  <wsdl-instance:wsdlLocation rdf:datatype=""></wsdl-instance:wsdlLocation>
  <wsdl-rdf:endpoint rdf:resource=""/>
  <wsdl-rdf:implements rdf:resource=""/>
Figure 6. Web service identifier

Web services annotations

Although WSDL 2.0 component model contains many components that can be annotated, BioSWR restricts annotations to generic WSDL 2.0 components such as Interfaces, Operations and Messages. Once the Web service is selected in the table, a simple service representation can be found in a form of its tree structure.

Figure 7. Web service tree structure

If the user is authorized to manage Web service annotations (user is the owner of the service or the service is open for public annotations), selection of Web service component (interface, operation or input/output message) opens a new panel (figure 8.).
In addition to standard RDF annotations like rdfs:comment, rdfs:seeAlso and rdfs:isDefinedBy, BioSWR integrates EDAM ontology as a source of semantic annotations. EDAM annotations are integrated via sawsdl:modelReference SAWSDL annotations.

Figure 8. Add semantic annotation to 'NCBIBlastp' interface component

Search Web services

BioSWR provides quick Web services search based on semantic annotations.
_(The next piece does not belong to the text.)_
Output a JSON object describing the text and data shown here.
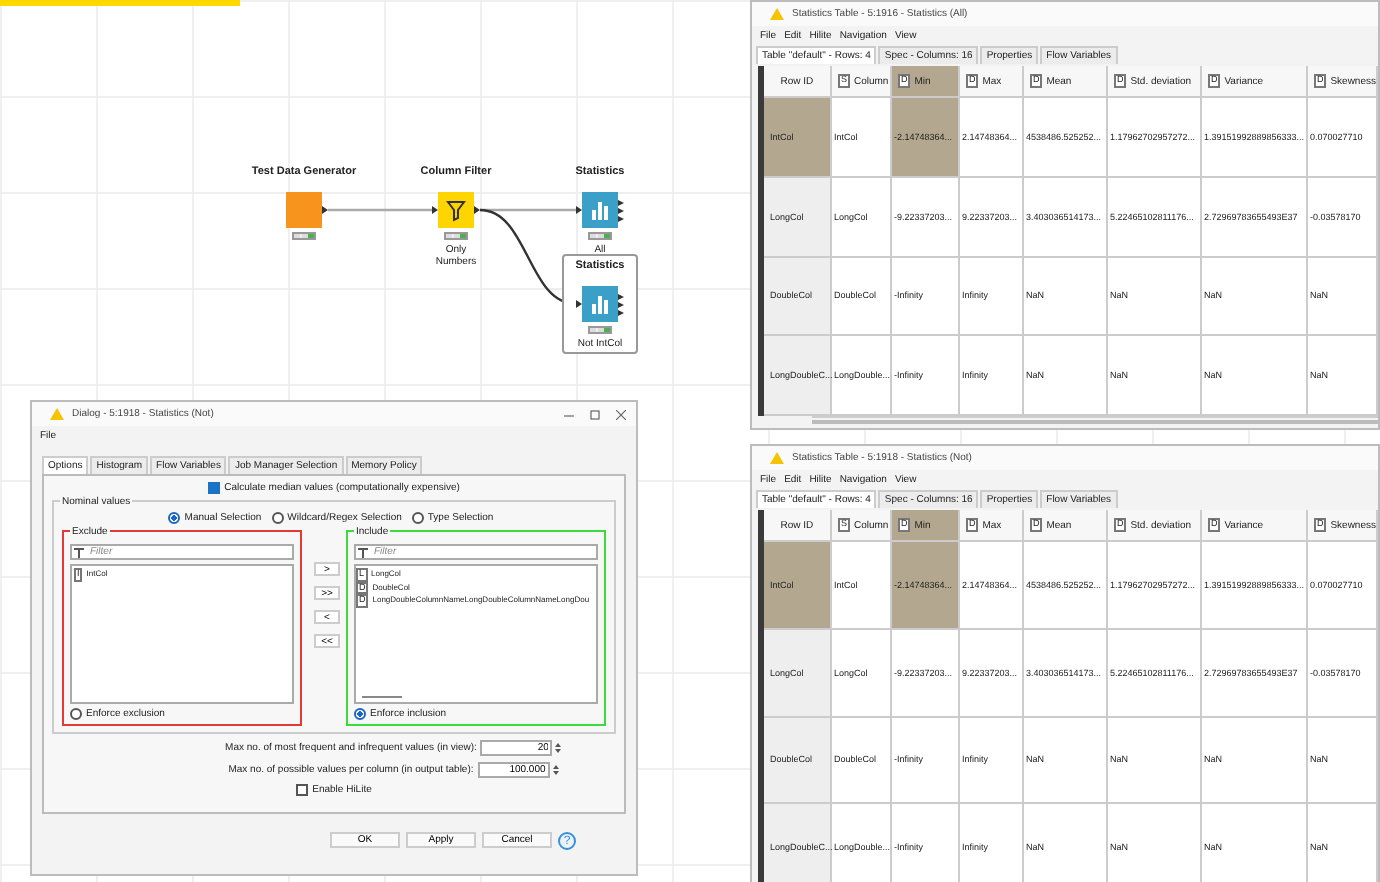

Most popular annotations are shown in form of tags that may be selected to filter Web services table (figure 9.).

Figure 9. Search a Web service by the annotation